───── DATASET ─────

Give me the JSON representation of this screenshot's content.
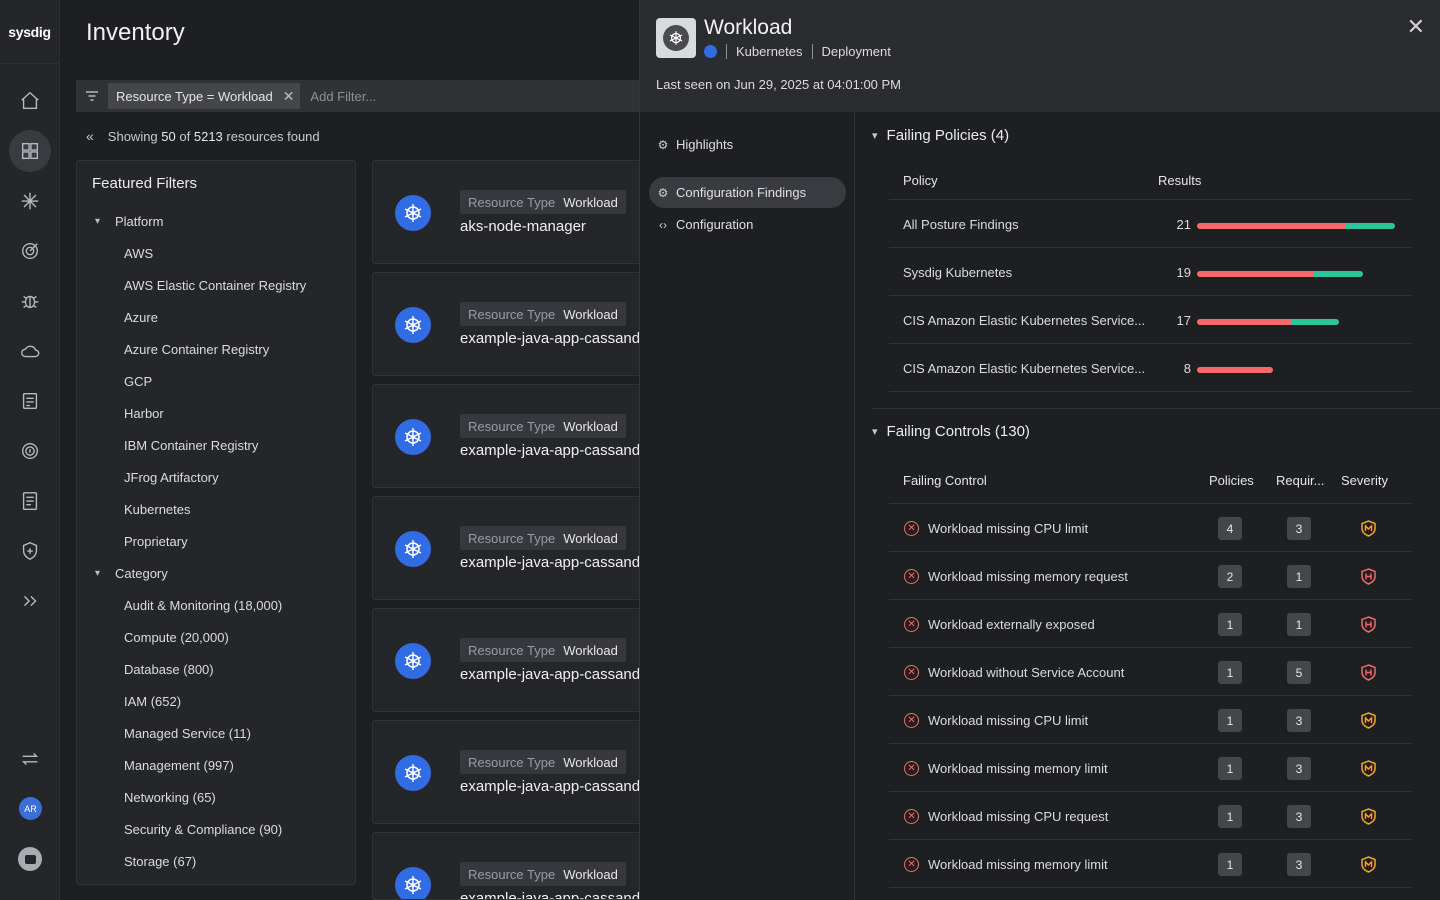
{
  "nav": {
    "logo": "sysdig",
    "avatar": "AR"
  },
  "main": {
    "title": "Inventory",
    "filter_chip": "Resource Type = Workload",
    "add_filter": "Add Filter...",
    "showing_prefix": "Showing",
    "showing_count": "50",
    "showing_of": "of",
    "showing_total": "5213",
    "showing_suffix": "resources found"
  },
  "featured_filters": {
    "title": "Featured Filters",
    "groups": [
      {
        "label": "Platform",
        "items": [
          "AWS",
          "AWS Elastic Container Registry",
          "Azure",
          "Azure Container Registry",
          "GCP",
          "Harbor",
          "IBM Container Registry",
          "JFrog Artifactory",
          "Kubernetes",
          "Proprietary"
        ]
      },
      {
        "label": "Category",
        "items": [
          "Audit & Monitoring (18,000)",
          "Compute (20,000)",
          "Database (800)",
          "IAM (652)",
          "Managed Service (11)",
          "Management (997)",
          "Networking (65)",
          "Security & Compliance (90)",
          "Storage (67)"
        ]
      }
    ]
  },
  "cards": [
    {
      "tag_key": "Resource Type",
      "tag_value": "Workload",
      "name": "aks-node-manager"
    },
    {
      "tag_key": "Resource Type",
      "tag_value": "Workload",
      "name": "example-java-app-cassandra"
    },
    {
      "tag_key": "Resource Type",
      "tag_value": "Workload",
      "name": "example-java-app-cassandra"
    },
    {
      "tag_key": "Resource Type",
      "tag_value": "Workload",
      "name": "example-java-app-cassandra"
    },
    {
      "tag_key": "Resource Type",
      "tag_value": "Workload",
      "name": "example-java-app-cassandra"
    },
    {
      "tag_key": "Resource Type",
      "tag_value": "Workload",
      "name": "example-java-app-cassandra"
    },
    {
      "tag_key": "Resource Type",
      "tag_value": "Workload",
      "name": "example-java-app-cassandra"
    }
  ],
  "drawer": {
    "title": "Workload",
    "platform": "Kubernetes",
    "kind": "Deployment",
    "last_seen": "Last seen on Jun 29, 2025 at 04:01:00 PM",
    "close_icon": "close-icon",
    "nav": [
      "Highlights",
      "Configuration Findings",
      "Configuration"
    ],
    "failing_policies": {
      "title": "Failing Policies (4)",
      "col_policy": "Policy",
      "col_results": "Results",
      "rows": [
        {
          "name": "All Posture Findings",
          "count": "21",
          "failed": 0.75,
          "passed": 0.25
        },
        {
          "name": "Sysdig Kubernetes",
          "count": "19",
          "failed": 0.7,
          "passed": 0.3
        },
        {
          "name": "CIS Amazon Elastic Kubernetes Service...",
          "count": "17",
          "failed": 0.66,
          "passed": 0.34
        },
        {
          "name": "CIS Amazon Elastic Kubernetes Service...",
          "count": "8",
          "failed": 1.0,
          "passed": 0.0
        }
      ]
    },
    "failing_controls": {
      "title": "Failing Controls (130)",
      "col_control": "Failing Control",
      "col_policies": "Policies",
      "col_requirements": "Requir...",
      "col_severity": "Severity",
      "rows": [
        {
          "name": "Workload missing CPU limit",
          "policies": "4",
          "requirements": "3",
          "severity": "medium",
          "color": "#f5a623"
        },
        {
          "name": "Workload missing memory request",
          "policies": "2",
          "requirements": "1",
          "severity": "high",
          "color": "#f26b6b"
        },
        {
          "name": "Workload externally exposed",
          "policies": "1",
          "requirements": "1",
          "severity": "high",
          "color": "#f26b6b"
        },
        {
          "name": "Workload without Service Account",
          "policies": "1",
          "requirements": "5",
          "severity": "high",
          "color": "#f26b6b"
        },
        {
          "name": "Workload missing CPU limit",
          "policies": "1",
          "requirements": "3",
          "severity": "medium",
          "color": "#f5a623"
        },
        {
          "name": "Workload missing memory limit",
          "policies": "1",
          "requirements": "3",
          "severity": "medium",
          "color": "#f5a623"
        },
        {
          "name": "Workload missing CPU request",
          "policies": "1",
          "requirements": "3",
          "severity": "medium",
          "color": "#f5a623"
        },
        {
          "name": "Workload missing memory limit",
          "policies": "1",
          "requirements": "3",
          "severity": "medium",
          "color": "#f5a623"
        }
      ]
    }
  }
}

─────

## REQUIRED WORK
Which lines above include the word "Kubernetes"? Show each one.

## RESPONSE TO THE TASK
          "Kubernetes",
    "platform": "Kubernetes",
          "name": "Sysdig Kubernetes",
          "name": "CIS Amazon Elastic Kubernetes Service...",
          "name": "CIS Amazon Elastic Kubernetes Service...",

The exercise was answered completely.